__TRY IT__
From the first line to the last, reproduce the data exactly.

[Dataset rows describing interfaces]
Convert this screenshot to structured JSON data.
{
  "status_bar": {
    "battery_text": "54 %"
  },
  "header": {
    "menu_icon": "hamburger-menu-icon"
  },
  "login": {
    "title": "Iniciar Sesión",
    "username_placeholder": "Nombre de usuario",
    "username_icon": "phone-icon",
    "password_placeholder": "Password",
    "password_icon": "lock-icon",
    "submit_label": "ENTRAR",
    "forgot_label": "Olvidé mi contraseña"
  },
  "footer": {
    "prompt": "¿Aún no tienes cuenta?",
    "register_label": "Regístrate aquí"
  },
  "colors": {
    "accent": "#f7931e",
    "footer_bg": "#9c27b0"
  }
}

__ANSWER SPACE__
Convert this screenshot to structured JSON data.
{
  "status_bar": {
    "battery_text": "54 %"
  },
  "header": {
    "menu_icon": "hamburger-menu-icon"
  },
  "login": {
    "title": "Iniciar Sesión",
    "username_placeholder": "Nombre de usuario",
    "username_icon": "phone-icon",
    "password_placeholder": "Password",
    "password_icon": "lock-icon",
    "submit_label": "ENTRAR",
    "forgot_label": "Olvidé mi contraseña"
  },
  "footer": {
    "prompt": "¿Aún no tienes cuenta?",
    "register_label": "Regístrate aquí"
  },
  "colors": {
    "accent": "#f7931e",
    "footer_bg": "#9c27b0"
  }
}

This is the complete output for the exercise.